To simplify the processes of projecting, development, and release of a new product, specialists created models of the software development lifecycle.
Obviously, a crucial moment for choosing the most appropriate methodology is project requirements. Further, in the article, we’ll analyze the most popular models in software development.
With this model, specialists linearly develop software in several increments (modifications). Due to this system, the software is improved regularly until its lifecycle is completed.
Project requirements are determined before the beginning of the work. Further, the development process is gradual where each version is developed and ready for use product.
- It is possible to see risks connected with expenses and deadline;
- A client can comment on each version of the product;
- The client gets used to the new methodology over time.
- Sometimes regular updates can break the system structure;
- Specialists should determined the functional system at the beginning of lifecycle to allocate iterations;
- The implementation schedule maybe not observed because of limited resources (material and executive ones).
This model of software development implies the usage of different approaches. It includes some approaches to software development that focus on iterative model usage. Also, this model uses a dynamic formulation of the requirements and their implementation during the constant interaction of self-organized working groups with various specialists.
Every iteration is a little project. One of the main ideas of agile methodology is face to face interaction between a client and e development team.
- Minimized risk;
- More simple paperwork management;
- All the team members make decisions quickly due to regular communication.
- Specialists rarely use this model for big projects;
- There are a lot of communications and meetings that influence the duration of the software development process;
- It is difficult to plan the work because of the continuous updates of requirements.
The essence of this model is that each stage is performed once and consecutively. Only after completion of the phase, you can proceed to the next one.

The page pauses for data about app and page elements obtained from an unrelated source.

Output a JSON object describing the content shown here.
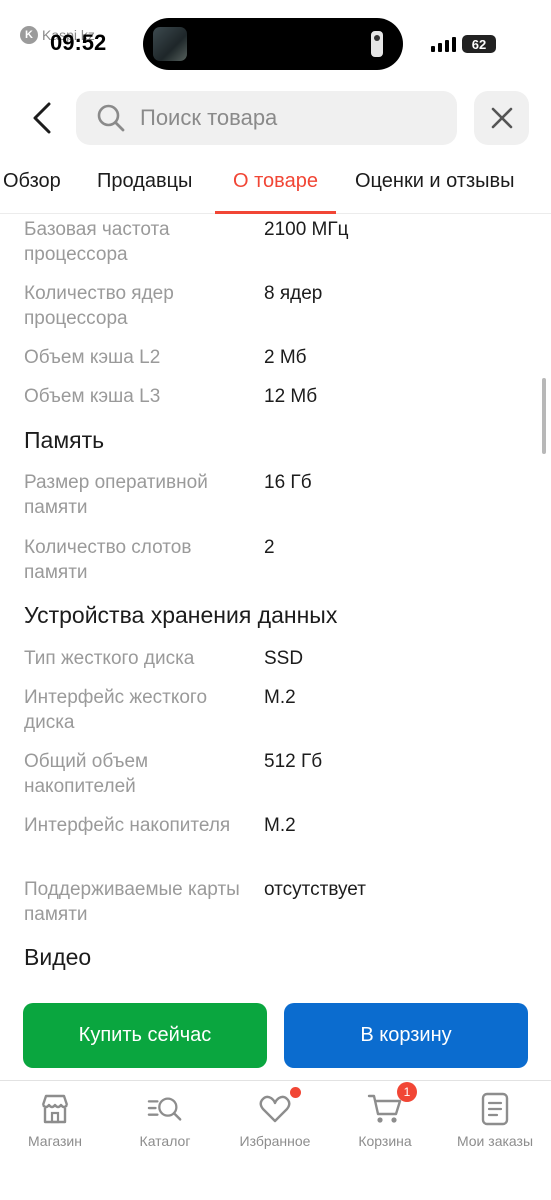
{
  "status": {
    "carrier": "Kaspi.kz",
    "time": "09:52",
    "battery": "62"
  },
  "header": {
    "search_placeholder": "Поиск товара"
  },
  "tabs": [
    {
      "label": "Обзор"
    },
    {
      "label": "Продавцы"
    },
    {
      "label": "О товаре",
      "active": true
    },
    {
      "label": "Оценки и отзывы"
    }
  ],
  "specs": {
    "cpu_freq": {
      "label": "Базовая частота процессора",
      "value": "2100 МГц"
    },
    "cpu_cores": {
      "label": "Количество ядер процессора",
      "value": "8 ядер"
    },
    "cache_l2": {
      "label": "Объем кэша L2",
      "value": "2 Мб"
    },
    "cache_l3": {
      "label": "Объем кэша L3",
      "value": "12 Мб"
    },
    "memory_title": "Память",
    "ram_size": {
      "label": "Размер оперативной памяти",
      "value": "16 Гб"
    },
    "ram_slots": {
      "label": "Количество слотов памяти",
      "value": "2"
    },
    "storage_title": "Устройства хранения данных",
    "disk_type": {
      "label": "Тип жесткого диска",
      "value": "SSD"
    },
    "disk_interface": {
      "label": "Интерфейс жесткого диска",
      "value": "M.2"
    },
    "total_storage": {
      "label": "Общий объем накопителей",
      "value": "512 Гб"
    },
    "drive_interface": {
      "label": "Интерфейс накопителя",
      "value": "M.2"
    },
    "memory_cards": {
      "label": "Поддерживаемые карты памяти",
      "value": "отсутствует"
    },
    "video_title": "Видео"
  },
  "actions": {
    "buy_now": "Купить сейчас",
    "add_to_cart": "В корзину"
  },
  "bottom_nav": {
    "shop": "Магазин",
    "catalog": "Каталог",
    "favorites": "Избранное",
    "cart": "Корзина",
    "cart_count": "1",
    "orders": "Мои заказы"
  },
  "colors": {
    "accent_red": "#f14635",
    "buy_green": "#0aa63f",
    "cart_blue": "#0b6ccf"
  }
}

- Specialists regulate and execute all the project phases in strict sequence;
- Project requirements stay the same during the whole cycle;
- Strict completion of all the project stages allows planning resources and task completion date.

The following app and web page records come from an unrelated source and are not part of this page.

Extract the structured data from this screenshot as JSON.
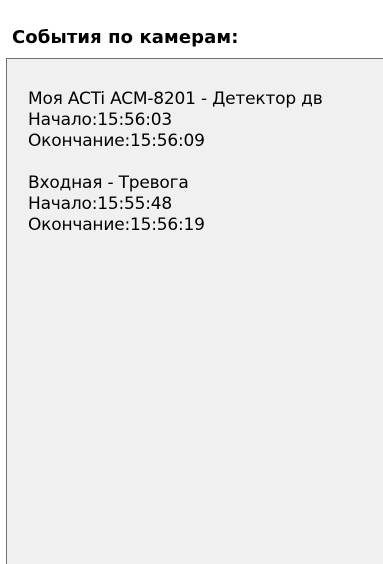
{
  "panel": {
    "title": "События по камерам:"
  },
  "events": [
    {
      "name": "Моя ACTi ACM-8201 - Детектор дв",
      "start_label": "Начало:",
      "start_time": "15:56:03",
      "end_label": "Окончание:",
      "end_time": "15:56:09"
    },
    {
      "name": "Входная - Тревога",
      "start_label": "Начало:",
      "start_time": "15:55:48",
      "end_label": "Окончание:",
      "end_time": "15:56:19"
    }
  ]
}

- QA engineers perform testing from the middle of a project;
- Often it is quite difficult to write requirements since they are unchanged and should be strictly determined;
- Finally, a user cannot make certain of the product quality unless it is completely developed.

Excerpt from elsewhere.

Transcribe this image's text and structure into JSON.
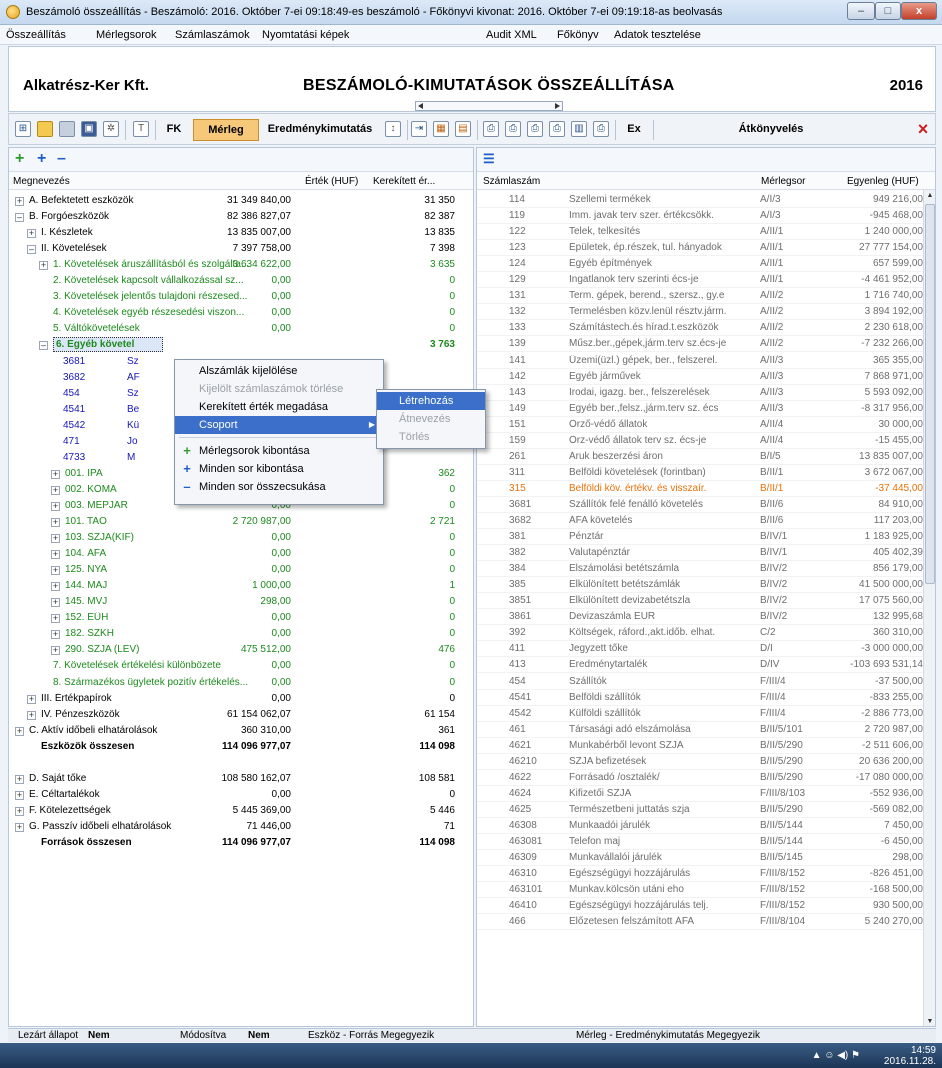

This model is some kind of advanced version of the waterfall model since it helps to get rid of previous defects.
Its core is total control of the processes at all the stages of development to ensure that it’s time to move to the next phase. Testing begins at the stage of requirements formulation.
- Improved time management inside the quality assurance organizations;
- The implementation process has strictly regulated stages;
- Low risk and getting rid of potential bugs at the initial stages due to early testing.
- There are no actions to analyze risks;
- Impossible adaptation to new client’s requirements;
- The development process lasts too long (sometimes it takes even years). As a result, the product becomes irrelevant for the client.
Scrum is a software development approach that focuses attention on high-quality control of product development.
There are different roles (Product Owner, Scrum Master, and Team) that help to strictly separate everybody’s responsibilities. Scrum Master is responsible for project success in general and works with a management department and a development team.
Product Owner develops software, assigns tasks, and makes final decisions for the project team. Meanwhile, Team is a coherent structure where success is measured not through the single employee’s work but a total.
In this model sprints last 1 – 4 weeks. After completion of each sprint the team shows a product build.
- Independence and self-organization of a team;
- Quick feedback between employees of different work areas;
- A tester participates in the project; this makes it possible to quickly add new functionality and launch the product with minimum functions.
- Sometimes clients don’t understand how this model works and it takes some time to make it clear for them;
- Since there is no documentation while product development, employees who know this product well become essential;
- Obviously, there is no way to plan a concrete date of work completion since everything depends on the previous sprint.
This model describes the software lifecycle in the form of a spiral. It starts at the stage of writing a plan and makes so-called whorls after each stage is completed.
Thus, at the end of each whorl, we get an integral mock-up that was under test and completes the whole build. If this mock-up meets all the requirements, then it is ready for production.
- Firstly, it’s flexible projecting;
- Also, there is enough attention to risk management;
- And finally, it is possible to add new functionality at the late stage of development.
- Usually, specialists use it for big projects;
- Risk assessment at each stage causes huge expenses;
- A situation, when a client can regularly give feedback, incites updated iterations; and this influences a term of software development.
In the world of the IT industry, there are a lot of different methodologies of the software development lifecycle. The choice of one of them depends on defined requirements, product peculiarities, and payment model. Of course, every methodology reflects in others but still has its individual and distinctive features.